Segment Start: Records shown

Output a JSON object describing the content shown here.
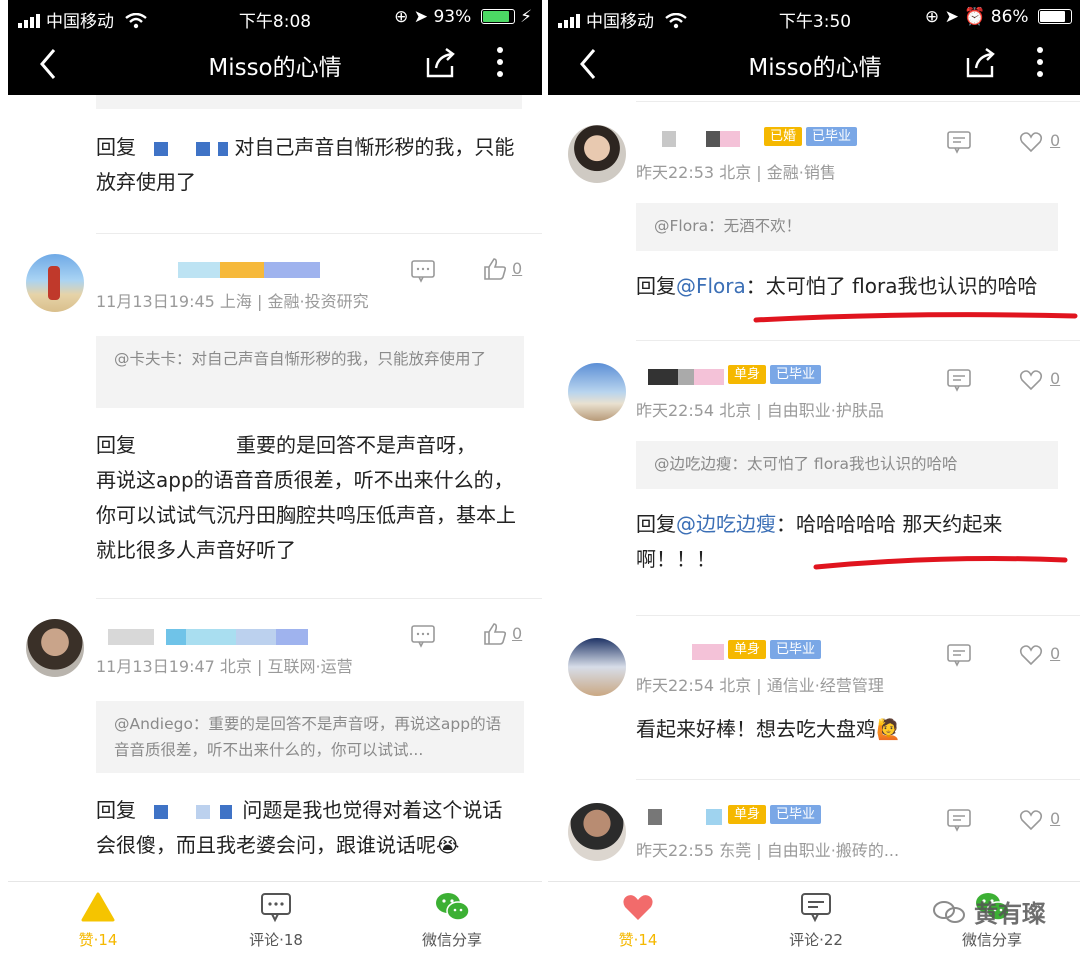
{
  "left": {
    "status": {
      "carrier": "中国移动",
      "time": "下午8:08",
      "battery": "93%",
      "battery_color": "#4cd964"
    },
    "title": "Misso的心情",
    "comments": [
      {
        "body_prefix": "回复",
        "body": "对自己声音自惭形秽的我，只能放弃使用了"
      },
      {
        "meta": "11月13日19:45 上海 | 金融·投资研究",
        "like_count": "0",
        "quote": "@卡夫卡：对自己声音自惭形秽的我，只能放弃使用了",
        "body_prefix": "回复",
        "body_line1": "重要的是回答不是声音呀，",
        "body_rest": "再说这app的语音音质很差，听不出来什么的，你可以试试气沉丹田胸腔共鸣压低声音，基本上就比很多人声音好听了"
      },
      {
        "meta": "11月13日19:47 北京 | 互联网·运营",
        "like_count": "0",
        "quote": "@Andiego：重要的是回答不是声音呀，再说这app的语音音质很差，听不出来什么的，你可以试试...",
        "body_prefix": "回复",
        "body": "问题是我也觉得对着这个说话会很傻，而且我老婆会问，跟谁说话呢😭"
      }
    ],
    "bottom": {
      "like": "赞·14",
      "comment": "评论·18",
      "share": "微信分享"
    }
  },
  "right": {
    "status": {
      "carrier": "中国移动",
      "time": "下午3:50",
      "battery": "86%",
      "battery_color": "#ffffff"
    },
    "title": "Misso的心情",
    "comments": [
      {
        "tags": [
          "已婚",
          "已毕业"
        ],
        "meta": "昨天22:53 北京 | 金融·销售",
        "like_count": "0",
        "quote": "@Flora：无酒不欢！",
        "body_prefix": "回复",
        "mention": "@Flora",
        "body": "：太可怕了 flora我也认识的哈哈"
      },
      {
        "tags": [
          "单身",
          "已毕业"
        ],
        "meta": "昨天22:54 北京 | 自由职业·护肤品",
        "like_count": "0",
        "quote": "@边吃边瘦：太可怕了 flora我也认识的哈哈",
        "body_prefix": "回复",
        "mention": "@边吃边瘦",
        "body": "：哈哈哈哈哈 那天约起来啊！！！"
      },
      {
        "tags": [
          "单身",
          "已毕业"
        ],
        "meta": "昨天22:54 北京 | 通信业·经营管理",
        "like_count": "0",
        "body": "看起来好棒！想去吃大盘鸡🙋"
      },
      {
        "tags": [
          "单身",
          "已毕业"
        ],
        "meta": "昨天22:55 东莞 | 自由职业·搬砖的...",
        "like_count": "0"
      }
    ],
    "bottom": {
      "like": "赞·14",
      "comment": "评论·22",
      "share": "微信分享"
    },
    "watermark": "黄有璨"
  },
  "colors": {
    "accent_yellow": "#f5b800",
    "heart_red": "#f26b6b",
    "tag_yellow": "#f5b800",
    "tag_blue": "#7aa7e6",
    "underline_red": "#e0141e",
    "link_blue": "#3b6fb6"
  }
}
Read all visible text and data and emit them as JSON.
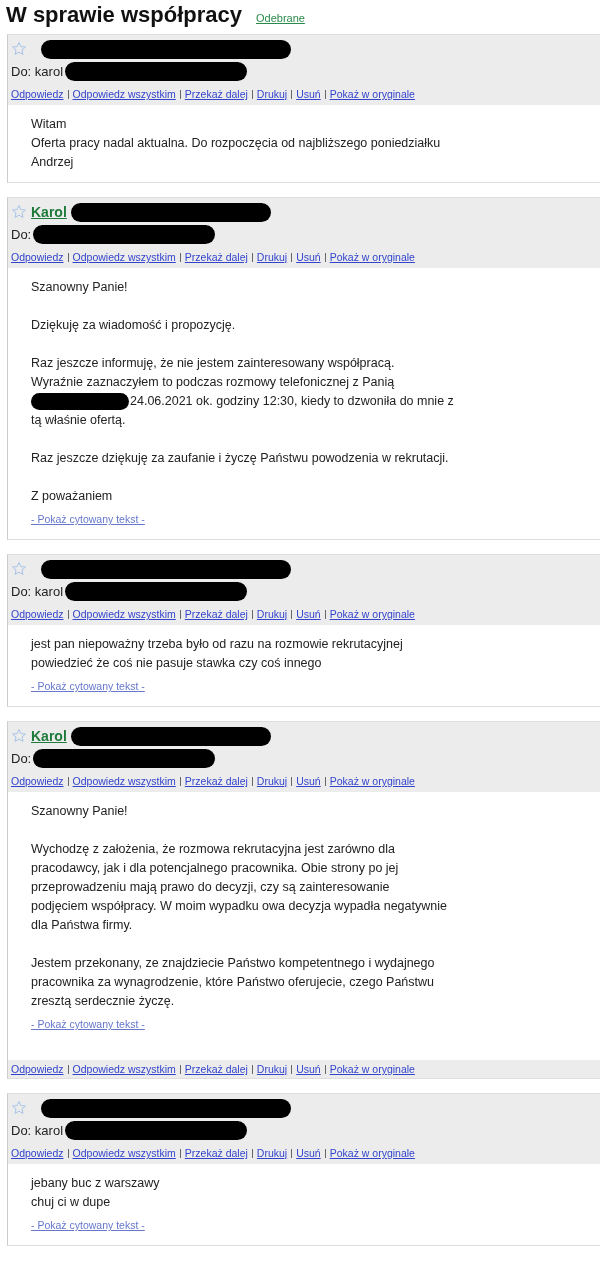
{
  "thread": {
    "title": "W sprawie współpracy",
    "label": "Odebrane"
  },
  "messages": [
    {
      "starred": false,
      "recipient": "Do: karol",
      "actions": [
        "Odpowiedz",
        "Odpowiedz wszystkim",
        "Przekaż dalej",
        "Drukuj",
        "Usuń",
        "Pokaż w oryginale"
      ],
      "body": [
        [
          "Witam",
          "Oferta pracy nadal aktualna. Do rozpoczęcia od najbliższego poniedziałku",
          "Andrzej"
        ]
      ]
    },
    {
      "starred": false,
      "sender": "Karol",
      "recipient": "Do:",
      "actions": [
        "Odpowiedz",
        "Odpowiedz wszystkim",
        "Przekaż dalej",
        "Drukuj",
        "Usuń",
        "Pokaż w oryginale"
      ],
      "body": [
        [
          "Szanowny Panie!"
        ],
        [
          "Dziękuję za wiadomość i propozycję."
        ],
        [
          "Raz jeszcze informuję, że nie jestem zainteresowany współpracą.",
          "Wyraźnie zaznaczyłem to podczas rozmowy telefonicznej z Panią",
          {
            "text": "24.06.2021 ok. godziny 12:30, kiedy to dzwoniła do mnie z",
            "redacted_before": true
          },
          "tą właśnie ofertą."
        ],
        [
          "Raz jeszcze dziękuję za zaufanie i życzę Państwu powodzenia w rekrutacji."
        ],
        [
          "Z poważaniem"
        ]
      ],
      "quote_link": "- Pokaż cytowany tekst -"
    },
    {
      "starred": false,
      "recipient": "Do: karol",
      "actions": [
        "Odpowiedz",
        "Odpowiedz wszystkim",
        "Przekaż dalej",
        "Drukuj",
        "Usuń",
        "Pokaż w oryginale"
      ],
      "body": [
        [
          "jest pan niepoważny trzeba było od razu na rozmowie rekrutacyjnej",
          "powiedzieć że coś nie pasuje stawka czy coś innego"
        ]
      ],
      "quote_link": "- Pokaż cytowany tekst -"
    },
    {
      "starred": false,
      "sender": "Karol",
      "recipient": "Do:",
      "actions": [
        "Odpowiedz",
        "Odpowiedz wszystkim",
        "Przekaż dalej",
        "Drukuj",
        "Usuń",
        "Pokaż w oryginale"
      ],
      "body": [
        [
          "Szanowny Panie!"
        ],
        [
          "Wychodzę z założenia, że rozmowa rekrutacyjna jest zarówno dla",
          "pracodawcy, jak i dla potencjalnego pracownika. Obie strony po jej",
          "przeprowadzeniu mają prawo do decyzji, czy są zainteresowanie",
          "podjęciem współpracy. W moim wypadku owa decyzja wypadła negatywnie",
          "dla Państwa firmy."
        ],
        [
          "Jestem przekonany, ze znajdziecie Państwo kompetentnego i wydajnego",
          "pracownika za wynagrodzenie, które Państwo oferujecie, czego Państwu",
          "zresztą serdecznie życzę."
        ]
      ],
      "quote_link": "- Pokaż cytowany tekst -",
      "footer_actions": [
        "Odpowiedz",
        "Odpowiedz wszystkim",
        "Przekaż dalej",
        "Drukuj",
        "Usuń",
        "Pokaż w oryginale"
      ]
    },
    {
      "starred": false,
      "recipient": "Do: karol",
      "actions": [
        "Odpowiedz",
        "Odpowiedz wszystkim",
        "Przekaż dalej",
        "Drukuj",
        "Usuń",
        "Pokaż w oryginale"
      ],
      "body": [
        [
          "jebany buc z warszawy",
          "chuj ci w dupe"
        ]
      ],
      "quote_link": "- Pokaż cytowany tekst -"
    }
  ]
}
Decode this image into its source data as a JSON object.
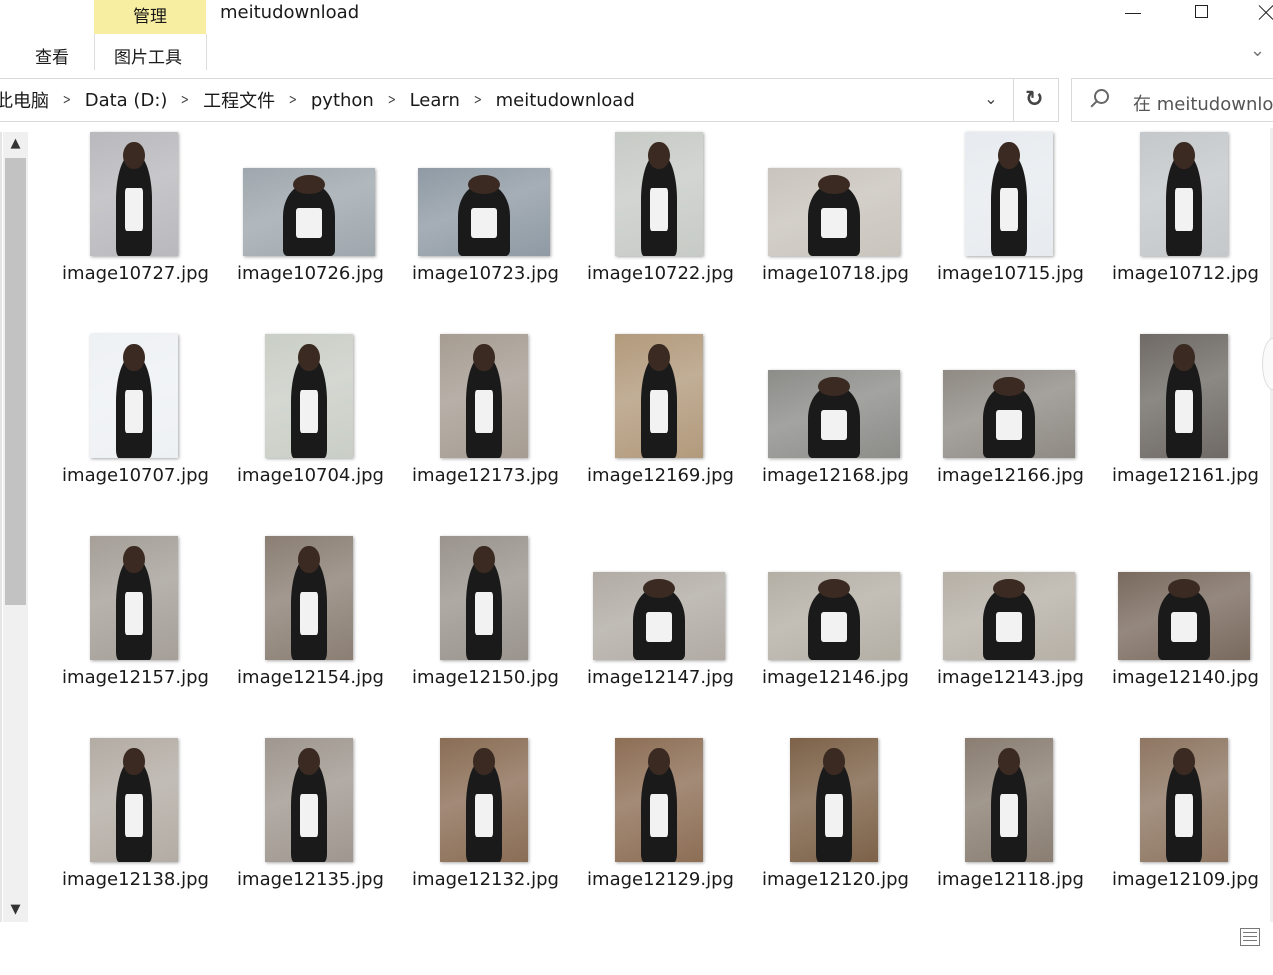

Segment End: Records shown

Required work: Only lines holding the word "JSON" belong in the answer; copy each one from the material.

Solution below:
Output a JSON object describing the content shown here.
Read all visible text and data and emit them as JSON.
Decode this image into its source data as a JSON object.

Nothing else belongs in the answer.